(Data records for software interfaces)
§ §
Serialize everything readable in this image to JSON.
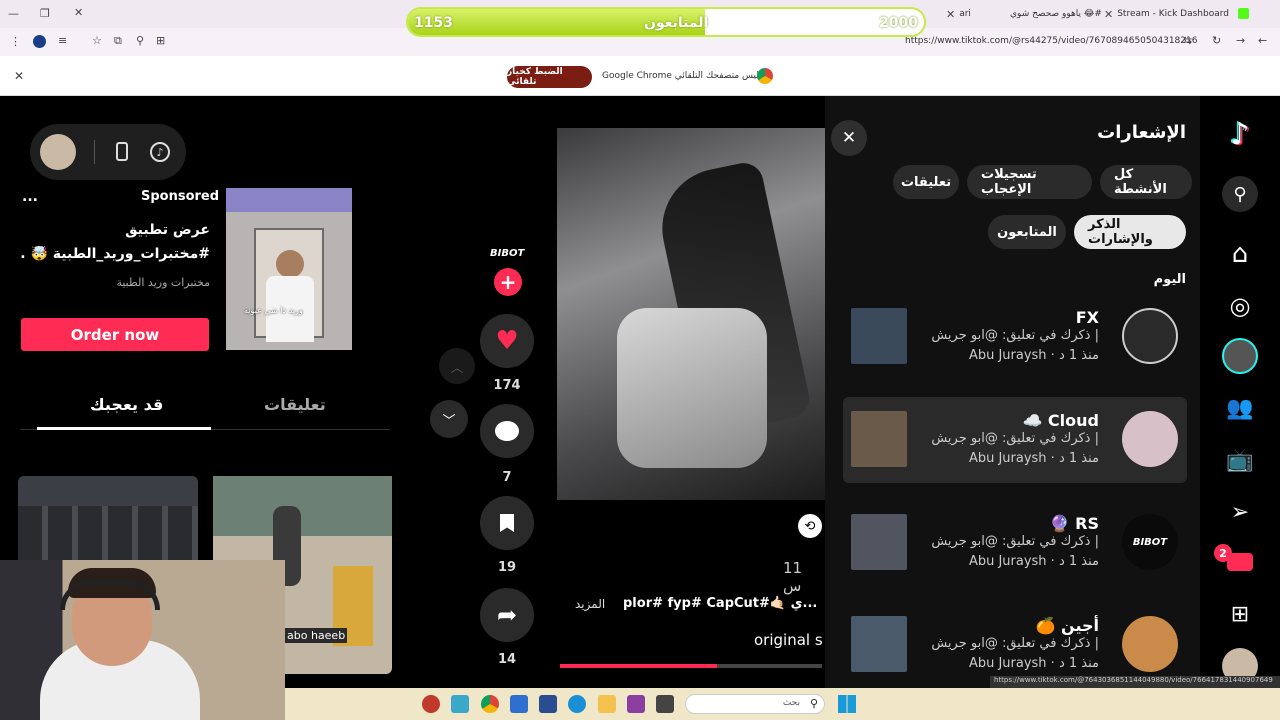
{
  "browser": {
    "tabs": [
      {
        "label": "Stream - Kick Dashboard",
        "color": "#53fc18"
      },
      {
        "label": "ياهوو صحصح شوي 😂#",
        "color": "#000000"
      },
      {
        "label": "ari",
        "color": "#000000"
      }
    ],
    "url": "https://www.tiktok.com/@rs44275/video/7670894650504318216",
    "infobar_text": "Google Chrome ليس متصفحك التلقائي.",
    "infobar_button": "الضبط كخيار تلقائي",
    "status_url": "https://www.tiktok.com/@7643036851144049880/video/766417831440907649"
  },
  "follower_goal": {
    "label": "المتابعون",
    "current": "1153",
    "goal": "2000",
    "progress": 0.576
  },
  "left_panel": {
    "ad_label": "Sponsored",
    "ad_title": "عرض تطبيق",
    "ad_subtitle": "#مختبرات_وريد_الطبية 🤯 ...",
    "ad_brand": "مختبرات وريد الطبية",
    "ad_cta": "Order now",
    "ad_thumb_caption": "وريد ذا شي عيونه",
    "tabs": [
      "تعليقات",
      "قد يعجبك"
    ],
    "active_tab": "قد يعجبك",
    "video_thumb_caption": "abo haeeb",
    "more": "..."
  },
  "video": {
    "author_badge": "BIBOT",
    "likes": "174",
    "comments": "7",
    "saves": "19",
    "shares": "14",
    "time": "11 س",
    "caption": "plor# fyp# CapCut#🤙🏻 ي...",
    "more_label": "المزيد",
    "sound": "original s",
    "progress": 0.6
  },
  "notifications": {
    "title": "الإشعارات",
    "filters": [
      "كل الأنشطة",
      "تسجيلات الإعجاب",
      "تعليقات",
      "الذكر والإشارات",
      "المتابعون"
    ],
    "active_filter": "الذكر والإشارات",
    "section": "اليوم",
    "items": [
      {
        "name": "FX",
        "line1": "ذكرك في تعليق: @ابو جريش |",
        "line2": "Abu Juraysh · منذ 1 د",
        "thumb_color": "#3a4a5a",
        "avatar_color": "#2a2a2a",
        "highlight": false
      },
      {
        "name": "☁️ Cloud",
        "line1": "ذكرك في تعليق: @ابو جريش |",
        "line2": "Abu Juraysh · منذ 1 د",
        "thumb_color": "#6a5a4a",
        "avatar_color": "#d8c0c8",
        "highlight": true
      },
      {
        "name": "🔮 RS",
        "line1": "ذكرك في تعليق: @ابو جريش |",
        "line2": "Abu Juraysh · منذ 1 د",
        "thumb_color": "#505560",
        "avatar_color": "#0a0a0a",
        "highlight": false
      },
      {
        "name": "🍊 أجين",
        "line1": "ذكرك في تعليق: @ابو جريش |",
        "line2": "Abu Juraysh · منذ 1 د",
        "thumb_color": "#4a5a6a",
        "avatar_color": "#c98a4a",
        "highlight": false
      }
    ]
  },
  "sidebar": {
    "messages_badge": "2"
  },
  "taskbar": {
    "search_placeholder": "بحث"
  }
}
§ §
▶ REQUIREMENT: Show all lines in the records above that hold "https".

▶ WRITTEN SOLUTION:
    "url": "https://www.tiktok.com/@rs44275/video/7670894650504318216",
    "status_url": "https://www.tiktok.com/@7643036851144049880/video/766417831440907649"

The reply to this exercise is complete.